Catholic Church lobbying in Pa. spiked after damaging investigations
The Catholic Church has spent millions influencing Pennsylvania politics, but the funds perhaps have been the most useful amid reports uncovering widespread child sexual abuse and attempts to cover it up.
That money is again coming into play as two bills raising the statute of limitations on child sexual crimes and opening a two-year retroactive window for victims to file lawsuits once again head to the state Senate.
“(The expenditures) speak to the very issue of protecting their institutional reputation, which is one of the significant causes of this sex abuse crisis to begin with," said Zach Hiner, executive director of the Survivors Network of those Abused by Priests.
There have been three grand jury investigations in the past decade that have revealed thousands of child sexual abuse cases by Pennsylvanian Catholic priests and attempts to hide them. All of them were welcomed by significant increases in spending on lobbying by the church.
The Pennsylvania Catholic Conference (PCC), the lobbying arm for the church in Pennsylvania, has spent $7.2 million in lobbying since 2007, according to state Department of State data.
Lobbying expenditures increased from $529,000 to $786,000 following the release of the 2011 Philadelphia grand jury report, the largest increase in the conference's history and the most it ever spent in a year.
Beginning in 2016, expenditures increased for three years in a row for the first time. That year, the state Attorney General's six-diocese investigation began and a separate investigation into the Roman Catholic Diocese of Altoona-Johnstown concluded.
PCC spokesman Al Gnoza said he could only speculate as to why there were surges in lobbying expenditures as he's only been at the organization since 2018.
"I've not seen any changes (in lobbying), and we still lobby on the same amount of issues," Gnoza said. "We haven't hired anybody else internally or as a subcontractor. I have not seen an uptick."
Yet advocates and legislators say they are well aware of the church's lobbying tactics.
"(The lobbying) shows the ignorance that they think they're above the law, and the more money they spend, the more return it's going to give them," said Rep. Mark Rozzi, D- Berks. "It's disgusting. It seems like protecting an institution is more important than protecting children."
Rozzi, who was raped by a priest as a teenager, has been pushing for legislative action for years.
The upper chamber is expected to soon weigh his proposal that would eliminate the criminal statute of limitations on sex crimes going forward and raise the civil statute of limitations, meaning victims could file civil lawsuits, until they were 55 years old.
The bill accompanies a constitutional amendment proposed by Rep. Jim Gregory, R-Blair, who was sexually abused as a child. That would create a two-year retroactive window for those who have been timed out of the court system and want to sue sexual abusers or the institution of which they're a part.
The two bills were conjoined last session — although the two-year window was a statutory measure — and Senate Republicans blocked the bill.
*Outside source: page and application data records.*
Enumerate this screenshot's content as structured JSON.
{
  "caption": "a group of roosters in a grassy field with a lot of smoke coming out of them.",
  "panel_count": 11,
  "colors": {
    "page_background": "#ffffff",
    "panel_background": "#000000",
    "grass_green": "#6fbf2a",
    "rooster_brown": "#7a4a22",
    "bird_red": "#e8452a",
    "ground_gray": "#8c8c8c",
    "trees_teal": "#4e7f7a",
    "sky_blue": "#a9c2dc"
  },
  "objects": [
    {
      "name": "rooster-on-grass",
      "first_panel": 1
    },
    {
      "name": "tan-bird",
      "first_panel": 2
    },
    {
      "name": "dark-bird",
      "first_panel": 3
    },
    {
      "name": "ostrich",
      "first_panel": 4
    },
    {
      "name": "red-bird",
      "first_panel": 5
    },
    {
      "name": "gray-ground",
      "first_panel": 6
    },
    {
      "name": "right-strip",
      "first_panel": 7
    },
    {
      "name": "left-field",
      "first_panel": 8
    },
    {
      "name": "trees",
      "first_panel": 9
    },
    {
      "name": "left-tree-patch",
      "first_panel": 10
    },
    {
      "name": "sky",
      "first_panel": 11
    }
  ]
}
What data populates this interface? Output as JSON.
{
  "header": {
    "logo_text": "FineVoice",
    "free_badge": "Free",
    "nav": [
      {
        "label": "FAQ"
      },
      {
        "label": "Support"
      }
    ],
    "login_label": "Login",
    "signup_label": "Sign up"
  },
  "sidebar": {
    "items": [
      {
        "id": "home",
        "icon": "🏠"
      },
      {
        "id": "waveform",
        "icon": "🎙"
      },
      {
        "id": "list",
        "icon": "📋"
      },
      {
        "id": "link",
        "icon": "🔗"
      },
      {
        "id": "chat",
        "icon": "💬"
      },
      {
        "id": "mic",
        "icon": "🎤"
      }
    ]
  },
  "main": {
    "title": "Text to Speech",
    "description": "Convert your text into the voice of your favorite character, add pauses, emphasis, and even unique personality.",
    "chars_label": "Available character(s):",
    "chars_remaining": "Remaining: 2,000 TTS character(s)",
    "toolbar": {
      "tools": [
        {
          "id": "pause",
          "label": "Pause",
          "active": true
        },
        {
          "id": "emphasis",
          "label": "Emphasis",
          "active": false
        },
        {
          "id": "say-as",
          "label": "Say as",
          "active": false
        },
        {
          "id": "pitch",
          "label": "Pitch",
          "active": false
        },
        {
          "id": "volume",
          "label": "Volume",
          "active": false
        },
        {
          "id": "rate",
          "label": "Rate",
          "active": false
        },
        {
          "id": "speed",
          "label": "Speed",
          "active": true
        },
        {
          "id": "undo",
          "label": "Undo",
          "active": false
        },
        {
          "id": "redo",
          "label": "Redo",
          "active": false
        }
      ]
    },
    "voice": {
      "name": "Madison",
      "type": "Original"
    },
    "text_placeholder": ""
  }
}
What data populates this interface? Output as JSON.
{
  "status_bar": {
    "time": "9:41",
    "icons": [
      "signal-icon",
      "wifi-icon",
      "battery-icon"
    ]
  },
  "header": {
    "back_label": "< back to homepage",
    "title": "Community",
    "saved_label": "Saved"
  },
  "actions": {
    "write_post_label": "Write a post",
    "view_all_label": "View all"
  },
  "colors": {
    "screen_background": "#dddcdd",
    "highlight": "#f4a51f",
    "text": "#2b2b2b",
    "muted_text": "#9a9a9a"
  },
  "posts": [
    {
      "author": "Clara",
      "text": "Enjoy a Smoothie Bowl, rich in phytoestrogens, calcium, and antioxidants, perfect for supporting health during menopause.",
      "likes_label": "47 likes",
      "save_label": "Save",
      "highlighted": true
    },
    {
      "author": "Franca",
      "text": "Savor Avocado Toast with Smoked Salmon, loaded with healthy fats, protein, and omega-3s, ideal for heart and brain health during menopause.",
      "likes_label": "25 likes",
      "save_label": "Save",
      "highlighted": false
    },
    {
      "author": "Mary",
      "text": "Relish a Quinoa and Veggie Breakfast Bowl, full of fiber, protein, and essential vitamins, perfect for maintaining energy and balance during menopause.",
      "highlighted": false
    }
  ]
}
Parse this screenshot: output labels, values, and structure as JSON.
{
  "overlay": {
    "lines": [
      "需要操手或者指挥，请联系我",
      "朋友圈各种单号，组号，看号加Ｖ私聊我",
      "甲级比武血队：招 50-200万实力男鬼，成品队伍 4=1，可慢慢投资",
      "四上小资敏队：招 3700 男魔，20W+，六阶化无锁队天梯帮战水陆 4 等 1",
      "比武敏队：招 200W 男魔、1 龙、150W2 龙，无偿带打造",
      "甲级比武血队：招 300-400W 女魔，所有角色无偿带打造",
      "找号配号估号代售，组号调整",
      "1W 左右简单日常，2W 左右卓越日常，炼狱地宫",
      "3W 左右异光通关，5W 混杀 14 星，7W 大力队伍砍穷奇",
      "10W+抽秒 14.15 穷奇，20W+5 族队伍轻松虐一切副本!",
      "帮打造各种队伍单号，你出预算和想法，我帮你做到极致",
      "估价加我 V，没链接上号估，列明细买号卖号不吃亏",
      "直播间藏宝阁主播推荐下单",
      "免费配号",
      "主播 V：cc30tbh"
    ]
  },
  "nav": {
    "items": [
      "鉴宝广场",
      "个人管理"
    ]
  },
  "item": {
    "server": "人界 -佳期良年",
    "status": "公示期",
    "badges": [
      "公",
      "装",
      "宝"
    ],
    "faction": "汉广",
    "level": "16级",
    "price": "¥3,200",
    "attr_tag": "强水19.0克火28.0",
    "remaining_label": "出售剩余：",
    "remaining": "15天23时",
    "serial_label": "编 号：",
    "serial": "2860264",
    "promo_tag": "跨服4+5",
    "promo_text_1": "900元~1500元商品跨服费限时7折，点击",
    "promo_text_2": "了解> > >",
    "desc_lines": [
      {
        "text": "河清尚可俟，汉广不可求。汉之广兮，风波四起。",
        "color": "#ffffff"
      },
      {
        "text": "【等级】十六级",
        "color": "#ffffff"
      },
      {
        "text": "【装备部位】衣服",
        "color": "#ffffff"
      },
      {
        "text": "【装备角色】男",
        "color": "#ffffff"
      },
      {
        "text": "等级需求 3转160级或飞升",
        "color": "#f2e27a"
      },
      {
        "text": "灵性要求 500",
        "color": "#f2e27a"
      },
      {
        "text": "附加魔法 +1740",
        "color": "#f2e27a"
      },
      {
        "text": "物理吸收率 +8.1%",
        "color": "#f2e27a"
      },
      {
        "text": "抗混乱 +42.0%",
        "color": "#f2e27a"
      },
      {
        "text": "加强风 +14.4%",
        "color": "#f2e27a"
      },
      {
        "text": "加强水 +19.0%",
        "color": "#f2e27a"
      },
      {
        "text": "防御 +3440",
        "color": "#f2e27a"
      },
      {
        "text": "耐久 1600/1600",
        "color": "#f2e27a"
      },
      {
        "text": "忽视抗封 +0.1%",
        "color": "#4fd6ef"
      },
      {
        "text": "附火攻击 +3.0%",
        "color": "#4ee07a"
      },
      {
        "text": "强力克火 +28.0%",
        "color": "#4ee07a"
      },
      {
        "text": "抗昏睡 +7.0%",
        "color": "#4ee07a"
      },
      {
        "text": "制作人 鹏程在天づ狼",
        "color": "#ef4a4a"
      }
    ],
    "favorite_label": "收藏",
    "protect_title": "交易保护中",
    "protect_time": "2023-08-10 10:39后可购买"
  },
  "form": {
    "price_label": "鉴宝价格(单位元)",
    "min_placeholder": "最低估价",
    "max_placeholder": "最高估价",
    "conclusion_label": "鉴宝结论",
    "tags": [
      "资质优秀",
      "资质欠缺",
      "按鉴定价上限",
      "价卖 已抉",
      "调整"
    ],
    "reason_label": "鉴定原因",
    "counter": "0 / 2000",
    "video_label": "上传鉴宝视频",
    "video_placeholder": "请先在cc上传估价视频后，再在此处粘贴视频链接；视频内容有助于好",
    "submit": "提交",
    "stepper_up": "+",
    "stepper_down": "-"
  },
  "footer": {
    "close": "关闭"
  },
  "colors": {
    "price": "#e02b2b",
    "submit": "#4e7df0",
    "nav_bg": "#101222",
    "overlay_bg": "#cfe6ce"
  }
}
They're now separate, but a clause in Rozzi's bill states it cannot take effect until Gregory's passes both chambers.
The PCC spent more than $777,000 in 2018 alone, the second most it's spent in a year, according to data dating back to 2007.
While the lawmakers hope they'll have more success this time around, the Catholic Church's finances are still front and center, especially since survivors don't have the luxury of a strong lobbying arm.
Yet the church has said it's remaining neutral on the bills, despite its lobbying increases.
"We're not opposing either (bill)," Gnoza said. "We're taking more of a monitored stance on it. I think we all want the victims made whole and taken care of. We just have different views of how that's going to happen."
The church has instead promoted compensation funds for victims who may have been timed out of the court system or don't file a lawsuit. Senate President Pro Tempore Joe Scarnati, R-Jefferson, supports the funds.
Scarnati, who didn't respond to multiple inquiries for comment, has said the two-year retroactive window legislation is unconstitutional. Attorney General Josh Shapiro and supporters have disputed that claim.
Yet the church isn't the only entity siding with Senate Republicans over the two-year window proposal. The insurance industry is on board as well.
The insurance industry — which has given Scarnati about $675,000 since he took office in 2001, more than any other legislator — opposes creating retroactive liability without a retroactive premium.
"We realize concerns about insurance economics and mandating insurance coverage without allowing for premiums to pay for that coverage are secondary for many, but they are important concerns in assuring the fiscal soundness of our industry," said Sam Marshall, CEO of the Insurance Federation of Pennsylvania.
The federation fully supports victims of child sex abuse, and it has pushed for a compensation pool rather than a two-year window, he added.
Although insurance industry lobbying has largely leveled off since a spike in 2013, the federation's lobbying expenditures in 2018 were the largest on record at $1.95 million.
Those increases have continued through Rozzi's proposals for a two-year window, but Marshall said there is no correlation to make there — a sentiment Rozzi and others reject.
"We represent a wide number of companies, most of whom have no liability exposure on this issue," Marshall said, adding areas that receive most of the money are auto insurance, medical malpractice, workers' compensation and others.
— Logan Hullinger can be reached at email@example.com or via Twitter at @LoganHullYD